Dan Devine, that well-named but peculiar fellow whose era fell between Parseghian's and Faust's, won a national championship and two Cotton Bowls. But he lacked the style that this rumpled Cincinnati missionary, with his high-decibel enthusiasm and 174-17-2 prep record, had in spades. The faithful were ready to love Faust before they ever heard his wonderfully hoarse voice, more like Andy Devine's than Dan's, and impressions of Faust were hardly damaged by the news that he had been whistling the Notre Dame fight song since the age of ten. Besides, despite a devoutness at Moeller High that extended to leading sideline "Hail Marys," he had shown no qualms about grinding his Crusaders' boots into overmatched opponents' necks.
After Faust won his first college game against Louisiana State University, Notre Dame was instantly installed as the No. 1 team in the country. Athletic Director Gene Corrigan recalls "people seriously wondering if we would ever lose again." But against Michigan the following week the contrasts between high school and college football began to show, and soon Faust was found wanting even in the Pat O'Brien department. Once, in a burst of madness, an alumnus sprang onto the field at half time.
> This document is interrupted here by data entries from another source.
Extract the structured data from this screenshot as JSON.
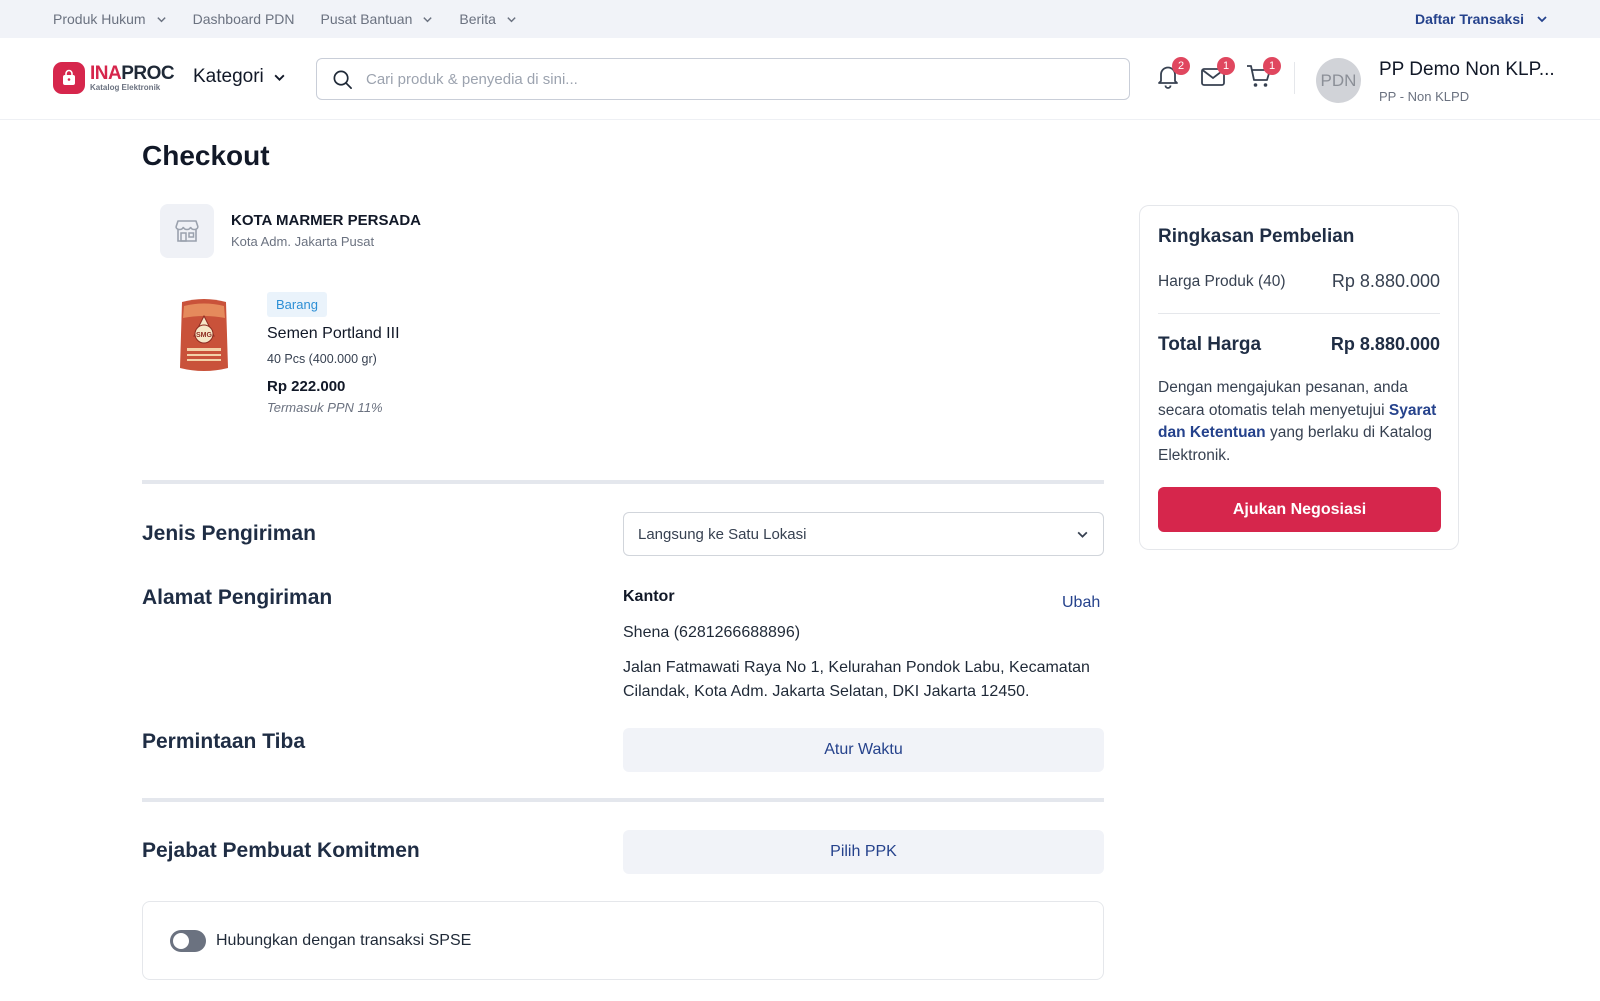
{
  "topbar": {
    "nav": [
      {
        "label": "Produk Hukum",
        "has_dropdown": true
      },
      {
        "label": "Dashboard PDN",
        "has_dropdown": false
      },
      {
        "label": "Pusat Bantuan",
        "has_dropdown": true
      },
      {
        "label": "Berita",
        "has_dropdown": true
      }
    ],
    "daftar_transaksi": "Daftar Transaksi"
  },
  "header": {
    "logo": {
      "ina": "INA",
      "proc": "PROC",
      "sub": "Katalog Elektronik"
    },
    "kategori": "Kategori",
    "search_placeholder": "Cari produk & penyedia di sini...",
    "notifications_count": "2",
    "messages_count": "1",
    "cart_count": "1",
    "avatar_initials": "PDN",
    "user_name": "PP Demo Non KLP...",
    "user_role": "PP - Non KLPD"
  },
  "page": {
    "title": "Checkout",
    "store": {
      "name": "KOTA MARMER PERSADA",
      "city": "Kota Adm. Jakarta Pusat"
    },
    "product": {
      "tag": "Barang",
      "name": "Semen Portland III",
      "qty": "40 Pcs (400.000 gr)",
      "price": "Rp 222.000",
      "tax_note": "Termasuk PPN 11%",
      "bag_text": "SMG"
    },
    "shipping": {
      "label": "Jenis Pengiriman",
      "selected": "Langsung ke Satu Lokasi"
    },
    "address": {
      "label": "Alamat Pengiriman",
      "title": "Kantor",
      "change": "Ubah",
      "contact": "Shena (6281266688896)",
      "line": "Jalan Fatmawati Raya No 1, Kelurahan Pondok Labu, Kecamatan Cilandak, Kota Adm. Jakarta Selatan, DKI Jakarta 12450."
    },
    "arrival": {
      "label": "Permintaan Tiba",
      "button": "Atur Waktu"
    },
    "ppk": {
      "label": "Pejabat Pembuat Komitmen",
      "button": "Pilih PPK"
    },
    "spse": {
      "label": "Hubungkan dengan transaksi SPSE",
      "enabled": false
    }
  },
  "summary": {
    "title": "Ringkasan Pembelian",
    "product_label": "Harga Produk (40)",
    "product_value": "Rp 8.880.000",
    "total_label": "Total Harga",
    "total_value": "Rp 8.880.000",
    "note_before": "Dengan mengajukan pesanan, anda secara otomatis telah menyetujui ",
    "note_link": "Syarat dan Ketentuan",
    "note_after": " yang berlaku di Katalog Elektronik.",
    "cta": "Ajukan Negosiasi"
  },
  "colors": {
    "brand": "#d6264c",
    "link": "#25428c",
    "tag": "#2d8fd5"
  }
}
The Irish were leading Michigan State by the unsatisfactory score of 11-0. "You're going to have to show more imagination than running off tackle," he collared and admonished Faust, who gathered him around the waist and said, "Come with me. It's O.K., come with me. I'd like you to talk to the team at half time."
Whatever the would-be Rockne told the players must have fallen short of "We're going inside 'em, we're going outside 'em, inside 'em, outside 'em," because the final score was 11-3. Thereafter the alumni kept to the grandstands, but Faust could hear them muttering. "It's a unique place," he says without detectable irony. "The support I've gotten has just been unbelievable. I love the place and I love the people." And, as long as he is definitely leaving, they are of a mind now to love him too. Immediately, a 25th Notre Dame football coach, Lou Holtz, was anointed, the hiring telegraphed by a suggestive escape clause in his University of Minnesota contract and the presence of a son on the Irish campus. Formerly of William and Mary, North Carolina State, the University of Arkansas and even the New York Jets, Holtz, 48, seems a little peripatetic for Notre Dame, but he certainly has the right humor for the job. "Everyone in Minnesota has blond hair and blue ears," Holtz has complained, but has he ever seen a leprechaun? --By Tom Callahan